Somewhere down Park, the silence makes me silly and for a lark, I start doing a jig. Jack smiles and joins in, though he’s a bit stiff. If someone were to drive by, they’d probably think we’re high, but we’re just playing with being alive. But after the jig morphs into a hand jive, we decide that things have gotten ridiculous and return to our constitutional. We’re by the hospital now, its façade toothy with neon signs.

Jack ducks inside for a minute, to take care of some business. I don’t mind. I light another little suicide and chill on the curb, humming the opening bars of Another One Bites the Dust.

In just a few moments, Jack is back again. He smells a little like formaldehyde so I walk beside, not behind him. The aroma is carried away on the wind.

We’ve wound our way to Constable street an found our words a bit lost after his occupational jaunt. It’s always weird to see a friend at work.

“When are you going back to Chicago?,” he asks, as if he doesn’t know.

I play along, “Sunday morning, three A.M.” and flick my cigarette butt onto the cement.

“Rail or sky?”

I smile as I reply, “Plane. Statistically it’s the safest way to travel.”

He laughs deeply, “Y’beat me.”

Starting to climb the incline of Prospect, I suspect that Jack’s got something on his mind. There’s a frown on his lips.

I gasp, giving him a flat tire and he trips. “C’mon man, out with it.”

After recovering his balance and a quick glance in my direction, Jack says, “Sometimes it’s hard to leave work at the office.”

As we descend the end of the hill, I give him my best clap on the shoulder. It stings my hand.

But now, after our meandering maze, we’ve made our way back to Lawrence Avenue. As we walk up to number three, Jack says to me, “Well, it’s been great catching up with you.”

“Likewise, my friend,” I say, climbing the steps to the porch.

He stands at the bottom of the stairs. The air moves in the trees around us. I’d embrace him, if his touch didn’t hurt so much.

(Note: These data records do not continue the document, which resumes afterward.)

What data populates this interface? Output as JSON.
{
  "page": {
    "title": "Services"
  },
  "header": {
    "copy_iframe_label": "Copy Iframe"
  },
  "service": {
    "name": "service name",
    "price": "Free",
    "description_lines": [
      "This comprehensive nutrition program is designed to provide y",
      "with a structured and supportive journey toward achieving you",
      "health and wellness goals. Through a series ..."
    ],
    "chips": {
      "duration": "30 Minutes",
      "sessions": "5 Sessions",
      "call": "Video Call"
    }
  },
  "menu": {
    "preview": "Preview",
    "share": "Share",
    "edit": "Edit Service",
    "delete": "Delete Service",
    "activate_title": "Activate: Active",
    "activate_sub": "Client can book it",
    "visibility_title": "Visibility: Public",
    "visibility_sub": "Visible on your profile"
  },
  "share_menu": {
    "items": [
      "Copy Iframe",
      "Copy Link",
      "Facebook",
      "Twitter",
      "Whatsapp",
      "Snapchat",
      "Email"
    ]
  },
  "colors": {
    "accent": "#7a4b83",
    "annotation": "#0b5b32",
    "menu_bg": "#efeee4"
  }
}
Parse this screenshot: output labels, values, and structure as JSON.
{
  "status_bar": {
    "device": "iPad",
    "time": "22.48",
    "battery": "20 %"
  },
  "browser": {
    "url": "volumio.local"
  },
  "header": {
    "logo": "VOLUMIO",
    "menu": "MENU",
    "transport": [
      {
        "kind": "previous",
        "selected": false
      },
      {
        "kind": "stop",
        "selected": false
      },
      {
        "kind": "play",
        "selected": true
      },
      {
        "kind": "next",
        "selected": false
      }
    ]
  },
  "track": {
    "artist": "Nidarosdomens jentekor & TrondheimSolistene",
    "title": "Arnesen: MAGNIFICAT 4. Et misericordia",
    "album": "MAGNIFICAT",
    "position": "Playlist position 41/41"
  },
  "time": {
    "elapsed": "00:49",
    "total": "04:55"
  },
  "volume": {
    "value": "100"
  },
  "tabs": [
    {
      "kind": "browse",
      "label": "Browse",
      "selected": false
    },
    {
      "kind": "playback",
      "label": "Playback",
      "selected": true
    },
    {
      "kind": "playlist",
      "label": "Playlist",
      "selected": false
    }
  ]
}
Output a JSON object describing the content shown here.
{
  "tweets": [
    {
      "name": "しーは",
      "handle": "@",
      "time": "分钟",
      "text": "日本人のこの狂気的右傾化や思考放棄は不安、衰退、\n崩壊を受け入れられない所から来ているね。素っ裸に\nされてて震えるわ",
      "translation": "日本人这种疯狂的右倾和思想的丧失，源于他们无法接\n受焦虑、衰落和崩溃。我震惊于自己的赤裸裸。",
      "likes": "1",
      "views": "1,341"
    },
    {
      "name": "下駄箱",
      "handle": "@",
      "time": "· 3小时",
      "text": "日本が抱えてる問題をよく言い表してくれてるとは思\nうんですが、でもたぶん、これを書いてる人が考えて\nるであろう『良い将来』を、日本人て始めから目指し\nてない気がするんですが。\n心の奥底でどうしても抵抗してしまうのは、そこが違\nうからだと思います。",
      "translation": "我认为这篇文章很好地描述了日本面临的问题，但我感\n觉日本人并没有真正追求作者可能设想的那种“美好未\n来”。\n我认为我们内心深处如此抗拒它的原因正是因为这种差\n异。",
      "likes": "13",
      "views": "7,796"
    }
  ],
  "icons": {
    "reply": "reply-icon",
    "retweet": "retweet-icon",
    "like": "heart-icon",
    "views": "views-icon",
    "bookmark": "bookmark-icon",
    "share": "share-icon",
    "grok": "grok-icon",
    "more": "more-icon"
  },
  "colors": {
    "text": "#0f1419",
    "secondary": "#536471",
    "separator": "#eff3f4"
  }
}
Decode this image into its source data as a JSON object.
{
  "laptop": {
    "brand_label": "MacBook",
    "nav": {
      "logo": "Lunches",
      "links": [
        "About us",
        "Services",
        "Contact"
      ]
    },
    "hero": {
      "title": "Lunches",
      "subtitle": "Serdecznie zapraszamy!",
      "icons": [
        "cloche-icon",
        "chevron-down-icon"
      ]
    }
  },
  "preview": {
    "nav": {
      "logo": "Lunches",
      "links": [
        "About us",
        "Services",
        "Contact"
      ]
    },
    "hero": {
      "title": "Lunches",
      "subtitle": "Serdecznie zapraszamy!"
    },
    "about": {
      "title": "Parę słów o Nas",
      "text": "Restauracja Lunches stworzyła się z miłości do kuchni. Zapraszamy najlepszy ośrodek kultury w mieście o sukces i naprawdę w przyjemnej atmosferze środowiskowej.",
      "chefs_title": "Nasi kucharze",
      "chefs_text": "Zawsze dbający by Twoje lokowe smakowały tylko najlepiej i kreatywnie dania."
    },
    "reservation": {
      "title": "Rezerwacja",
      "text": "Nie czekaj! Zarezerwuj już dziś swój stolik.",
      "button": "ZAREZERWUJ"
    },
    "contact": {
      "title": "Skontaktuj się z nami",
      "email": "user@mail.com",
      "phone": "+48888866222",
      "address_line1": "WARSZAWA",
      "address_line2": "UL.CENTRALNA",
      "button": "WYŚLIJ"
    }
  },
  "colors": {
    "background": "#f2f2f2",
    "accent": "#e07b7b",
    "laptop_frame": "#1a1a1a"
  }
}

“You take care of yourself,” he says, about to turn and leave, “and don’t you forget about me.”

I laugh and say, “Jack, you know I’m a sucker for a man in black, and besides, I can’t forget. I wear you around my neck.”

He smiles, then blows me a kiss. I pretend to catch it, but don’t. He won’t know, though. He’s already taken off.

So with a yawn, I open my door as dawn begins to form. It’s late and I need to sleep. Climbing into bed, I'm not worried about seeing Jack again. It’s only a matter of time.

My Mother is Massaging my Shoulder

My mother is massaging my shoulder
the right one, its knotted sinews.

Overhead a disembodied voice announces
departures, arrivals, boarding calls,
but I don't listen.

It doesn't matter that I am twenty years old.
It doesn't matter that I have traveled across oceans.
None of it.

In this moment, I am listening to my mother
softly humming Church hymns beneath her breath
her fingers softly kneading the muscles beneath my skin
tension under her persuasion.

Once, I came home
my mother was crying in a corner
crumpled under invisible weight.

I put my backpack by the stairs,
pretending I didn't see.
Her sobs chased me
echoing guilty footsteps.

Another time, I was leaving
my mother was singing in the shower
voice mingling with steam

I put my back to the sound
talking aloud
her tones chased me
filling in the pauses of
my breath

The carpet beneath my feet is making
cross hatching on my skin
lines into skin into muscle

My mother is massaging my shoulder.
Overhead a disembodied voice announces
departures, arrivals, and boarding calls.
I don't listen